Tags: economics report, TD
This report is from TD economics. Below is an excerpt specific to Alberta, with a link to the full report at the end of the post:
“Wild Rose country was overbuilt substantially during its boom years, and mounting inventories in Calgary and Edmonton are cause for concern. Indeed, even over 1991 to 2001, housing starts in Alberta had already overshot household formation by 12%. With oil prices having subsided from their fever pitch and expansion projects now on hold, the net inflow of migrants has slowed dramatically and may even cease completely during 2009. The previous pace of homebuilding could not be sustained and slowed precipitously during the fall.

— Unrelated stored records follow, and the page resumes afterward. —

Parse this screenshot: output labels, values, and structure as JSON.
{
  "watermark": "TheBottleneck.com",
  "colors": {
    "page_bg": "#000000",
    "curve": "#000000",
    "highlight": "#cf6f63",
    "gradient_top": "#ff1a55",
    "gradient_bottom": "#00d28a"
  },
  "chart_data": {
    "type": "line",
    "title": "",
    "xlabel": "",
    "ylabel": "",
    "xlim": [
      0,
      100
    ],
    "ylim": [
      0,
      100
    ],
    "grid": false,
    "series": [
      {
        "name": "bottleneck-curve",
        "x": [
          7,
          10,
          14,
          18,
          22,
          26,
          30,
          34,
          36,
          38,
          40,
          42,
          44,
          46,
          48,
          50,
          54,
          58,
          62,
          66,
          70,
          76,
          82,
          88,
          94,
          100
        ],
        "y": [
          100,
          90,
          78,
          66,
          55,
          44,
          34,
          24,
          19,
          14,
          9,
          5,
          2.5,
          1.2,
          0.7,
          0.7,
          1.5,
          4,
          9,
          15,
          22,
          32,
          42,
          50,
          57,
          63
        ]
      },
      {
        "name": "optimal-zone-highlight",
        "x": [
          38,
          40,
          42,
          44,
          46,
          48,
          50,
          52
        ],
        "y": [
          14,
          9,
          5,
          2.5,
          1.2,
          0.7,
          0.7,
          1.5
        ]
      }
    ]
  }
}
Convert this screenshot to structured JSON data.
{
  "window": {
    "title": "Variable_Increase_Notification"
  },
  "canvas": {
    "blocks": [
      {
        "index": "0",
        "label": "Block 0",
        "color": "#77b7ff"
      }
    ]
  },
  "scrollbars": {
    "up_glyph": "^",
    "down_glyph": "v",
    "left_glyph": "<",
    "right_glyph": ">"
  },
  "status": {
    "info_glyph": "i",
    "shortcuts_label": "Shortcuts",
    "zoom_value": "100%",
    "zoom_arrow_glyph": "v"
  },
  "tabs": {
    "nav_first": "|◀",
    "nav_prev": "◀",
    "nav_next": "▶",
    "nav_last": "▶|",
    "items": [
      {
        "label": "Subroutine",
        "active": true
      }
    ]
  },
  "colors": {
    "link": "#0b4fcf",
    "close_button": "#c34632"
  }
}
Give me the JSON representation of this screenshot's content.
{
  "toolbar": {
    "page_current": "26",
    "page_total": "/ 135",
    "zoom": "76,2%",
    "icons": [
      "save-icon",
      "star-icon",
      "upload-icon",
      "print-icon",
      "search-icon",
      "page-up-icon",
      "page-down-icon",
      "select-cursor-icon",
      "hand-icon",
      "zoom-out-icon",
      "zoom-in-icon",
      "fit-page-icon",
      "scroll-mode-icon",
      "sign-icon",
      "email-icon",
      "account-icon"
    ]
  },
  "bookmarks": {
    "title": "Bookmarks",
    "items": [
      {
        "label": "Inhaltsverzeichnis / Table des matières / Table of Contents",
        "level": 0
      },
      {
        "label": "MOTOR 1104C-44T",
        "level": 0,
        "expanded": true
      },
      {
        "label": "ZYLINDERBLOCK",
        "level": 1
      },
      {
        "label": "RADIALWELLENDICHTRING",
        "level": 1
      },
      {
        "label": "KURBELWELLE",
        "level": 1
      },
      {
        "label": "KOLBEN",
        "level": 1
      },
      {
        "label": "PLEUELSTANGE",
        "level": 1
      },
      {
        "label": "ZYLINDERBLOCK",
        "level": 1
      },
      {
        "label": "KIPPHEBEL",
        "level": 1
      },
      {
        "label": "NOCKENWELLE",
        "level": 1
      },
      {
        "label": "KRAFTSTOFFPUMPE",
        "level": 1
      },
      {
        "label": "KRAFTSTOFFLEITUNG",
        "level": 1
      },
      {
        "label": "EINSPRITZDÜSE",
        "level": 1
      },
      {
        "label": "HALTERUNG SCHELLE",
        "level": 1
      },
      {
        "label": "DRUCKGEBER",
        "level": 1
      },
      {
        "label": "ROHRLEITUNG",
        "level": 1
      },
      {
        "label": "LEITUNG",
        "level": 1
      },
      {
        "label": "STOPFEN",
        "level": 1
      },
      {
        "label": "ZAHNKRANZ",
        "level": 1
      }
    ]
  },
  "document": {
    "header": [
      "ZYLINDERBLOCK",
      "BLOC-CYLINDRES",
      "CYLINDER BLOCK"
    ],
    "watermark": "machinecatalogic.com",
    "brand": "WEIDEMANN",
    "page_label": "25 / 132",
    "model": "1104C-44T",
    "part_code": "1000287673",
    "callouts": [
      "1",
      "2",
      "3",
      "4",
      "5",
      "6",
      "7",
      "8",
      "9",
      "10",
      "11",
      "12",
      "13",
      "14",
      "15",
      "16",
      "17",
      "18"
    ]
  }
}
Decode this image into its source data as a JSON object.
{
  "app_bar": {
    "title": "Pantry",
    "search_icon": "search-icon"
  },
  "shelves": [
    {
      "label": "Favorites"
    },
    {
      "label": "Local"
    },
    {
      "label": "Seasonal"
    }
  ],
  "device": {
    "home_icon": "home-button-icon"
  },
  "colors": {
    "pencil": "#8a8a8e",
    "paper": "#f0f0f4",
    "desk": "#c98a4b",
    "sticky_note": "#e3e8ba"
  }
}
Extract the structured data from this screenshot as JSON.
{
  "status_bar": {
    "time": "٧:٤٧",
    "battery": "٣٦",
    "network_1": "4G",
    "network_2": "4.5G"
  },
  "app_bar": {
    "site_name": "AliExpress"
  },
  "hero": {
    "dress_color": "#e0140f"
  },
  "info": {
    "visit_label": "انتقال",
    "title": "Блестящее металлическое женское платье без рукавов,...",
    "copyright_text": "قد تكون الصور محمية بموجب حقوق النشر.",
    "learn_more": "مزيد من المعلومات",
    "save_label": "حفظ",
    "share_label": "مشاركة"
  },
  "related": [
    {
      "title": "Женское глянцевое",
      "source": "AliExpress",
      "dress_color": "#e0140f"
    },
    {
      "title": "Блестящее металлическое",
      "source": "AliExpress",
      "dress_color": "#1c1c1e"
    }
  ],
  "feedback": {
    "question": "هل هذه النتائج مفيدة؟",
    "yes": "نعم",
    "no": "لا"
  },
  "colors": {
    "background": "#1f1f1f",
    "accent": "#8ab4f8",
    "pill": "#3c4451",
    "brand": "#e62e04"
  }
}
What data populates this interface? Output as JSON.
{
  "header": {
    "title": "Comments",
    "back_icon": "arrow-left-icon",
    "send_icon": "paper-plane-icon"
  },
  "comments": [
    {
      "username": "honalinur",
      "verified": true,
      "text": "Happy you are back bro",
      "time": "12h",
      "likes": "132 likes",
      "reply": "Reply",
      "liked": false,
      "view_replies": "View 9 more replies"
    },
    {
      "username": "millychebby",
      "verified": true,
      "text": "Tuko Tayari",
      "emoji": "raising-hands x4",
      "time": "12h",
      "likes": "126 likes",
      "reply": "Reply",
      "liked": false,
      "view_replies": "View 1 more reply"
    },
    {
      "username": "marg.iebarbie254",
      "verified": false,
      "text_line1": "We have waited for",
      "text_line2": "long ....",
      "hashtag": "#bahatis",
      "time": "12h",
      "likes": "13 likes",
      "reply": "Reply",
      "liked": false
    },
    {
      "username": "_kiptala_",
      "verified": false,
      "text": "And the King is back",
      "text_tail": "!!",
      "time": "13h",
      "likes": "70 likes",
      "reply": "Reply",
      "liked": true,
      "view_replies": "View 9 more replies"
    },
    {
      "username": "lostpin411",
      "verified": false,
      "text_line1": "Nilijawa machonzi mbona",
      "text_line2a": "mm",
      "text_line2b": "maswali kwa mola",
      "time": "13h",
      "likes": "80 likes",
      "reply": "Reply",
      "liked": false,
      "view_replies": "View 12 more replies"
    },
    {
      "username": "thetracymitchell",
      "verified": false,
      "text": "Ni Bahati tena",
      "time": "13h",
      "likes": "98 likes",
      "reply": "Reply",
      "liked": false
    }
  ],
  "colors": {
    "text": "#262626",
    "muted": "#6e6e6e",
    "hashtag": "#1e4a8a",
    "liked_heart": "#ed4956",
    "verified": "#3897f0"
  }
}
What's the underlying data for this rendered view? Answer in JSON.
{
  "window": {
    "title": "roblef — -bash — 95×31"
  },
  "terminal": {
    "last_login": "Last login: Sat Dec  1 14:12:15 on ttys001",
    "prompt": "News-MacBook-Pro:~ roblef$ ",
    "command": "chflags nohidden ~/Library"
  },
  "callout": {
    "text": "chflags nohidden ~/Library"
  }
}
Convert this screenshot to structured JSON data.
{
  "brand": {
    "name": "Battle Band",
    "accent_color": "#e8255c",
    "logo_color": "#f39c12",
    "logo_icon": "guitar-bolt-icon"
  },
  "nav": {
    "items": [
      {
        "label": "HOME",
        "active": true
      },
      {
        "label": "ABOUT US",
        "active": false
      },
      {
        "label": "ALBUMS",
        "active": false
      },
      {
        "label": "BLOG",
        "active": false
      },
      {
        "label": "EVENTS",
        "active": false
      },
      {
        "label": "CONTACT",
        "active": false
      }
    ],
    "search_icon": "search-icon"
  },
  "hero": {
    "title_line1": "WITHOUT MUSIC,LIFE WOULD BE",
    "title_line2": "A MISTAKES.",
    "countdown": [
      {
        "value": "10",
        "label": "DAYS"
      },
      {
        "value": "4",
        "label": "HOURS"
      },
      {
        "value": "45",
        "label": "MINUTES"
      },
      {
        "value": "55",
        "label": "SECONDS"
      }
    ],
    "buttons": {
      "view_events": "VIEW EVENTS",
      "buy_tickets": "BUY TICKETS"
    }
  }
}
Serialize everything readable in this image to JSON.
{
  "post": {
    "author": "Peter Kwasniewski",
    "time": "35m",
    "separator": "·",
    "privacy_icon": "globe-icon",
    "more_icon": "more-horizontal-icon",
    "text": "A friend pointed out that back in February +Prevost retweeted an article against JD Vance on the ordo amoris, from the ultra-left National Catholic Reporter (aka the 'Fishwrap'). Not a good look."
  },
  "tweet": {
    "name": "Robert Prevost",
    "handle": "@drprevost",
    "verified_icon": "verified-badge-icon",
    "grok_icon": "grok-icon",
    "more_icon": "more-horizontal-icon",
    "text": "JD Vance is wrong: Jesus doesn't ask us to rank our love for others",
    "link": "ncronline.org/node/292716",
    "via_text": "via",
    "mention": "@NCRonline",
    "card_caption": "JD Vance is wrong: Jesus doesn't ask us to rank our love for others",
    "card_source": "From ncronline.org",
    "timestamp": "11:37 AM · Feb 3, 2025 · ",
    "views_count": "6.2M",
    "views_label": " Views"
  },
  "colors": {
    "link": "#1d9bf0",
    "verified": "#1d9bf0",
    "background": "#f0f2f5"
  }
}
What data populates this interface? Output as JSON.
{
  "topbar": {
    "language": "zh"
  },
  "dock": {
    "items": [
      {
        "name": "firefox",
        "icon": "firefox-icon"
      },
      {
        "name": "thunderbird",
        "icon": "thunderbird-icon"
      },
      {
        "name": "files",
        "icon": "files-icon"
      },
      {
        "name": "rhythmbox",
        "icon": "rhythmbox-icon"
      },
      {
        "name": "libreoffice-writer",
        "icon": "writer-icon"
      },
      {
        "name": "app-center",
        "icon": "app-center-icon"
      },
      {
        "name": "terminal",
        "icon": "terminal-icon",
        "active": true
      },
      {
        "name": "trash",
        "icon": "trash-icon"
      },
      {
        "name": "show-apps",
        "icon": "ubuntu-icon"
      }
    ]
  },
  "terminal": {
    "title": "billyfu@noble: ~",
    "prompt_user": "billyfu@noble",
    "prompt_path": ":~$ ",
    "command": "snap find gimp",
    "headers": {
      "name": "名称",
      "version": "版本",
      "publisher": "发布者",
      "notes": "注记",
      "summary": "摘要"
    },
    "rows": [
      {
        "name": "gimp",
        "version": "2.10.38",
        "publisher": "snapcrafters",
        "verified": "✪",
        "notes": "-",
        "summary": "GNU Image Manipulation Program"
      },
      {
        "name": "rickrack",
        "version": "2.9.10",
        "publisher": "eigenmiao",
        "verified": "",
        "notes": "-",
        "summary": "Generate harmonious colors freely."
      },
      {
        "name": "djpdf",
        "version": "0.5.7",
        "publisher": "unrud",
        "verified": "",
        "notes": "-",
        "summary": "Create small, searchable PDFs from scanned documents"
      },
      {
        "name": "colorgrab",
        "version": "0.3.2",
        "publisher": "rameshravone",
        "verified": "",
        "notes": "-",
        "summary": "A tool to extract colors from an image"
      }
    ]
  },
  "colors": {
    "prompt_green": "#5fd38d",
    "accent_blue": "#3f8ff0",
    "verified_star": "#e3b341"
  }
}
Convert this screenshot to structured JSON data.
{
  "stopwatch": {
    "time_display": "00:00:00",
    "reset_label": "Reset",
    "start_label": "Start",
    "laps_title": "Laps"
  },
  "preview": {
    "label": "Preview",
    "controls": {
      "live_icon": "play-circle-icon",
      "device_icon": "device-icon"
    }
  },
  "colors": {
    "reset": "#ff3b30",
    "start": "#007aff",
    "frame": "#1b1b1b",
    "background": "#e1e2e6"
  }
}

Alberta’s starts further declined to 13,100 units in February, 61% lower than a year prior. With Alberta’s economy set to contract by 2.5% this year in real terms and roughly 10% in nominal terms, homebuilding has likely not yet bottomed. While around 30,000 new households will form in the province during 2009, starts are likely to be nearer 14,000 units on the year.
Even accounting for the population inflows, the province’s homebuilding overshot fundamentals by nearly 10% during the commodity boom. From 1991 to 2006, Alberta has approximately 72,000 more housing starts than new households, and the estimated 13% overshoot of fundamentals during 2002-2008 exhibits this excess. Now, plunging sales-to-new listings ratios and mounting unsold inventories clearly indicate that the present stock of homes is excessive. As of February, Calgary had an overhang of 1,133 unsold units (874 singles and 259 multiples) and a sales-to-new listings ratio of 0.29, indicative of a definitive buyer’s market, having now fallen to its lowest value in two decades. Similarly alarming is Edmonton’s surge in unsold inventories. As of December, Edmonton had 1,747 unsold units (1,254 singles and 493 multiples) its largest recorded overhang ever – and conditions for sellers in the resale market have deteriorated sharply. In both of Alberta’s major cities, homebuilders have worrisome unsold inventories of new singles, and, with demand having cooled rapidly, resale markets already appear saturated.
The steep appreciation of house prices during Alberta’s boom times now appears to have been far too optimistic. Although income growth was very strong, Albertan housing during 2007 and 2008 was especially overpriced relative to fundamentals. The quick climb of Albertan resale prices substantially eroded affordability and, even though Albertans were Canada’s highest income earners on average, the growth in household income was not sustainable. The 9% year-over-year decline in Alberta’s average resale price in February is evidence that past prices exceeded fundamentals. Those inflated prices drove homebuilding in excess of fundamentals. Given Albertans’ deteriorating incomes and the overhangs of unsold inventories, Alberta’s resale prices probably have another 20% leg down over 2009.”